.NODE

Objective 4. Search the Internet

When you know the name of an organization or the Web address you want to locate, accessing the site is easy and straightforward. When you want to locate information about topics from a variety of sources, finding sites for businesses, journals, and other sources presents a greater challenge because of the large number of sites available on the Internet. There are several Web sites with search capabilities called search engines, programs that search for keywords in files and documents or other Web sites found on the Internet.


Internet Explorer includes a search capability called Search Companion that connects to many popular search engines. The Search Companion task pane assists in your search for topics by locating sites that may contain the information you are seeking. In this activity, you will search the Internet for topics related to student financial aid.

Activity 1.10. Searching the Internet

1.

On the Standard Buttons toolbar, click the Search button , and then compare your screen to Figure 1.26.
 

Figure 1.26.


The Search Companion pane is the default search tool. You can select an alternative search tool by clicking Change Preferences and then Change Internet search behavior.
 
   

2.

In the Search Companion box, type "student financial aid" including the quotation marks, and then near the bottom of the task pane, click the Search button or press . Compare your screen with Figure 1.27.
 

Figure 1.27.

(This item is displayed on page 156 in the print version)


You can begin a search by typing a single word, a phrase, a question, or a statement. Typing student financial aid without the quotation marks directs the Search Companion to look for three different terms. Placing the text in quotation marks ensures that the Search Companion looks for sites that contain the entire phrase. You can see that the number of sites found during this particular search that contain the phrase "student financial aid" is quite large.
 
Internet Explorer displays links to the Web sites in a ranked order based on the quality and quantity of the content at the Web sites it returns. Several factors are considered, such as how closely the site matches the search phrase, the number of references to the search text contained in the site, the number of other links to that site, and how recently the site has been updated.
 
   

3.

In the Search Companion task pane, under Sponsored Links, click the first link. Compare your screen to Figure 1.28.
 


 

Figure 1.28.


Sponsored links are sites that pay to be displayed as results at a search engine site. Sponsored links are frequently placed near the top of the search engine results page so they are easily seen and clicked. Sponsored links generally are commercial sites, so they stand to gain from increasing traffic to their Web site.
 

4.

On the Standard Buttons toolbar, click the Back button to return to your search results. Under Web Results, scroll as necessary and then click the link for Student Guide: Financial Aid from the U.S. Department of Education.

If you are interested in this information, you can print it or put it on your Favorites list to examine at a later time. Financial aid information found at sponsored Web sites is likely to be loan opportunities. Government financial aid Web sites are more likely to offer information on grant and scholarship opportunities.
 

   

5.

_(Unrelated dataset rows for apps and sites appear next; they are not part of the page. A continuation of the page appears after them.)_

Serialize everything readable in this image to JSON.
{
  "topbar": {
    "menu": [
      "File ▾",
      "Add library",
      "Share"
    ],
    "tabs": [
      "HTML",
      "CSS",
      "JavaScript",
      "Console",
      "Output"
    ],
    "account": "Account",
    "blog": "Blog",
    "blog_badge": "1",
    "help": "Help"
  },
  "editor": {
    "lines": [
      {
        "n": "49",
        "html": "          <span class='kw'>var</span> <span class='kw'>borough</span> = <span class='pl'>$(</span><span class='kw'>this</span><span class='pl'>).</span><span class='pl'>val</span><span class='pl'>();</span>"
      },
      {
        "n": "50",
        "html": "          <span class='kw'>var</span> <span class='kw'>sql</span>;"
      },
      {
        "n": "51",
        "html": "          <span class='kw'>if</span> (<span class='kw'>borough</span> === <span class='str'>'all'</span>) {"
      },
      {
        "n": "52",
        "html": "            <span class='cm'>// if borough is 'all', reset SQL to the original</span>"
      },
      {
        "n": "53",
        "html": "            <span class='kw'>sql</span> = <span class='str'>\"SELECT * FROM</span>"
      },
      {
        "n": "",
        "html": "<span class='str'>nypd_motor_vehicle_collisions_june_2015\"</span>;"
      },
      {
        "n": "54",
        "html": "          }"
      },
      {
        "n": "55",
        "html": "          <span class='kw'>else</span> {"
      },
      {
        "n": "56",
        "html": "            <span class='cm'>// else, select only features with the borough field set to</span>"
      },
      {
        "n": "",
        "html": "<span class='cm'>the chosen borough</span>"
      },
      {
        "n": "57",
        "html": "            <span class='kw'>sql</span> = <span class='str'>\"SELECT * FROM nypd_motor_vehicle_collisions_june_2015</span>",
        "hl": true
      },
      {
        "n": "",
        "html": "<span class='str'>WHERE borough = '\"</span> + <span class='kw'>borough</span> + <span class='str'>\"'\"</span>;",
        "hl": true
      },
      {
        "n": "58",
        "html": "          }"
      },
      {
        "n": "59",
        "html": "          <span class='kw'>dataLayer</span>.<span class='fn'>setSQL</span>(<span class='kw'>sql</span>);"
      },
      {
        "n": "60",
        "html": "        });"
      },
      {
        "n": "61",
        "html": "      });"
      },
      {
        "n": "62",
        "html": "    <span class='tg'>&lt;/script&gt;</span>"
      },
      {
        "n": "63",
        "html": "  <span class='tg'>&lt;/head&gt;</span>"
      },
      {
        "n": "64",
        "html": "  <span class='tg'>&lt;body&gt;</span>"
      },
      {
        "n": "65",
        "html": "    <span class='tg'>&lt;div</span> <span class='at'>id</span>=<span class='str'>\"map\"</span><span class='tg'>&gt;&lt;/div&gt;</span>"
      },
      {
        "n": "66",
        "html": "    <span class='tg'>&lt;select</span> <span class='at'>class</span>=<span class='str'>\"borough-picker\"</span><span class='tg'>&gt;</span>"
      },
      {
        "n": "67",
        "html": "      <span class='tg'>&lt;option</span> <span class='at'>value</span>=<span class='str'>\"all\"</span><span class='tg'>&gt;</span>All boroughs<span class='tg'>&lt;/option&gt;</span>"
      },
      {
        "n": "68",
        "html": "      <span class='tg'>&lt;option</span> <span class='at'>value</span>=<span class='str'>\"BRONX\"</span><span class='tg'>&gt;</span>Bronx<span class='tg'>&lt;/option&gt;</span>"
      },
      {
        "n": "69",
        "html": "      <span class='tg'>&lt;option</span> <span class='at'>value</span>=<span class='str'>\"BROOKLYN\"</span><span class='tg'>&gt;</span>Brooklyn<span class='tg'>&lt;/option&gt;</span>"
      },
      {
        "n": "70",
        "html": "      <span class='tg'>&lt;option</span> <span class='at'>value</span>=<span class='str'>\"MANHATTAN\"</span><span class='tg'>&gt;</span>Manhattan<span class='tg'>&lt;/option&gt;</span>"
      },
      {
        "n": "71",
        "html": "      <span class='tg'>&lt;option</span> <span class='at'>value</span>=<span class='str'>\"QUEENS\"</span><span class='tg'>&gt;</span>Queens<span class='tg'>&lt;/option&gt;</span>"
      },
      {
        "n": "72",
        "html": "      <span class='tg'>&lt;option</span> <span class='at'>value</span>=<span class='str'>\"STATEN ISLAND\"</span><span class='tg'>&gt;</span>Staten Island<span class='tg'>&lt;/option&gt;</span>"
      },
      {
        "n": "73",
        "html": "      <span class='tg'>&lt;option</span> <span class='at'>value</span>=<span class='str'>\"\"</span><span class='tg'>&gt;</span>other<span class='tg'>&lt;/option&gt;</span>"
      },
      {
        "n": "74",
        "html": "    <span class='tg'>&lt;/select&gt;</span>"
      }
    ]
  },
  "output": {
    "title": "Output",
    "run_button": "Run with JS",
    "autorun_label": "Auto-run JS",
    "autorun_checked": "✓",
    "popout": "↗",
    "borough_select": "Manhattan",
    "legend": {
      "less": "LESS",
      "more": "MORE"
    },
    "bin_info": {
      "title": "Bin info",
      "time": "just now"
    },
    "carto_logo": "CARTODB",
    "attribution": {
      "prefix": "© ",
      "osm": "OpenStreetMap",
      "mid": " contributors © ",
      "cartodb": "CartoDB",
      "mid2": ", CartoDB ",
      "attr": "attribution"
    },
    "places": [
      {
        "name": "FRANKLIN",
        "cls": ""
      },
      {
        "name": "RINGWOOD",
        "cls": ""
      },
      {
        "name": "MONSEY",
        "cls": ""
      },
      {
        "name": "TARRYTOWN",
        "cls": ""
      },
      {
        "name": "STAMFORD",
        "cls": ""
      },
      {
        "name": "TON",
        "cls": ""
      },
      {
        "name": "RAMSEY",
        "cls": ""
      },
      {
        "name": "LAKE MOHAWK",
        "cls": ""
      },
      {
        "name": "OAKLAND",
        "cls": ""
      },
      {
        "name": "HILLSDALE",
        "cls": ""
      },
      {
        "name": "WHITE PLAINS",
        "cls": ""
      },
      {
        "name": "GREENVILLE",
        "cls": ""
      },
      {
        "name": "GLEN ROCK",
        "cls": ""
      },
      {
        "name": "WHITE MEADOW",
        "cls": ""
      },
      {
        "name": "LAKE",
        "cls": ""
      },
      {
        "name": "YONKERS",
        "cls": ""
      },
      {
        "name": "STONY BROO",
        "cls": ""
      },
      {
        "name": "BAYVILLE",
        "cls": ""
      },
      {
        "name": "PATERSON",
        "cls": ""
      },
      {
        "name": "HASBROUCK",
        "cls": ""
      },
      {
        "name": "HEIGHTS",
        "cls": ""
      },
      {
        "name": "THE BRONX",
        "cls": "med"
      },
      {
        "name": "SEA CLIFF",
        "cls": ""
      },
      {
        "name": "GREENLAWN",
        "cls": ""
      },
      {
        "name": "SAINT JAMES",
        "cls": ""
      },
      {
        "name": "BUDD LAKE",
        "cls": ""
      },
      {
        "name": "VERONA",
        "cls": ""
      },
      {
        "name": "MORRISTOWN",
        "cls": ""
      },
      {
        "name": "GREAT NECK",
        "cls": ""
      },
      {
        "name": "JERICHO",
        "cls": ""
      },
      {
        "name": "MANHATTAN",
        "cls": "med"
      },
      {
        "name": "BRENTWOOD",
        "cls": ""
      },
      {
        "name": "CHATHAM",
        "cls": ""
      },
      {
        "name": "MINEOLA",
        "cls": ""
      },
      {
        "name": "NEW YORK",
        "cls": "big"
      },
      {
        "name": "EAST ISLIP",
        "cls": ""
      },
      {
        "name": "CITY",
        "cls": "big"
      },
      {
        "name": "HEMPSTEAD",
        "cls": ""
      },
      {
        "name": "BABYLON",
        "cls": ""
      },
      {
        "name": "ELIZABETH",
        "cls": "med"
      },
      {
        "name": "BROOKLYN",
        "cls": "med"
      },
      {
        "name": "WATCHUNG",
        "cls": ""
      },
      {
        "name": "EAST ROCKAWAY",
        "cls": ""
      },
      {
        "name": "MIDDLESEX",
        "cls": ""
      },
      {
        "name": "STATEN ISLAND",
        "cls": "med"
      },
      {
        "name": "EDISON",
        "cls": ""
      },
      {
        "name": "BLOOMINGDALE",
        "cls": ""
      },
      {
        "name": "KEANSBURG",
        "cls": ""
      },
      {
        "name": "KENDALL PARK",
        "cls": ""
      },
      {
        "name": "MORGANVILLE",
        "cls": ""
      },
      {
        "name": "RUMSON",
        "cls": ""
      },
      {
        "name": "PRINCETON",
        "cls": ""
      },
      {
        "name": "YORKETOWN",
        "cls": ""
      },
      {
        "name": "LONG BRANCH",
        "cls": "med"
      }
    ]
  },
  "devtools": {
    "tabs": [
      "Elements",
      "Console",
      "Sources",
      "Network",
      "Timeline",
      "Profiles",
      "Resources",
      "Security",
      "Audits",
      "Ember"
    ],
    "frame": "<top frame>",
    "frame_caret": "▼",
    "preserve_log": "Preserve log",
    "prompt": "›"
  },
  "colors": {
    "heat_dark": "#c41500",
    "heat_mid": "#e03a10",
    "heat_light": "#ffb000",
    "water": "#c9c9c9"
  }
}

On the Standard Buttons toolbar, click the Back button to return to your search results. In the Search Companion task pane, scroll as necessary to locate and then click Automatically send your search to other search engines.

Your search query can be sent to other search engines to produce more results. You will gather a new set of results from search engines that may use a different ranking system or selection criteria. Metasearch engines may be part of this new search effort. Metasearch engines are search engines that use several search engines at once to gain the largest amount of results that closely match your search phrase. The combination of these techniquesusing additional search engines and using metasearch enginesallows you to advance your search to get results that are more targeted to your needs.
 


6.

On the search results list, scroll down the list and notice that there is a variety of types of Web sites included.

Sponsored sites are clearly indicated. Other results are marked with the search engine that was used to gather the results.
 

7.

In the Search Companion task pane, click Send search to more search engines to further refine your search results.

Search results are displayed from additional search engines. The sponsored sites results are listed separately from Web site results.
 

8.

On the Standard Buttons toolbar, click the Search button to close the task pane, and then click the Home button .

The Search Companion task pane closes and Internet Explorer displays the home page that is set on your computer.
 


[Page 158 (continued)]

Objective 5 Save and Print Web Pages

Windows XP

Outlook 2003

Internet Explorer

Computer Concepts

Word 2003

Chapter One. Creating Documents with Microsoft Word 2003

Chapter Two. Formatting and Organizing Text

Chapter Three. Using Graphics and Tables

Chapter Four. Using Special Document Formats, Columns, and Mail Merge

Excel 2003

Chapter One. Creating a Worksheet and Charting Data

Chapter Two. Designing Effective Worksheets

Chapter Three. Using Functions and Data Tables

Access 2003

Chapter One. Getting Started with Access Databases and Tables

Chapter Two. Sort, Filter, and Query a Database

Chapter Three. Forms and Reports

Powerpoint 2003

Chapter One. Getting Started with PowerPoint 2003

Chapter Two. Creating a Presentation

Chapter Three. Formatting a Presentation

Integrated Projects

Chapter One. Using Access Data with Other Office Applications

Chapter Two. Using Tables in Word and Excel

Chapter Three. Using Excel as a Data Source in a Mail Merge

Chapter Four. Linking Data in Office Documents

Chapter Five. Creating Presentation Content from Office Documents

show all menu





Go! With Microsoft Office 2003 Brief
GO! with Microsoft Office 2003 Brief (2nd Edition)
ISBN: 0131878646
EAN: 2147483647
Year: 2004
Pages: 448
Flylib.com © 2008-2017.
If you may any questions please contact us: flylib@qtcs.net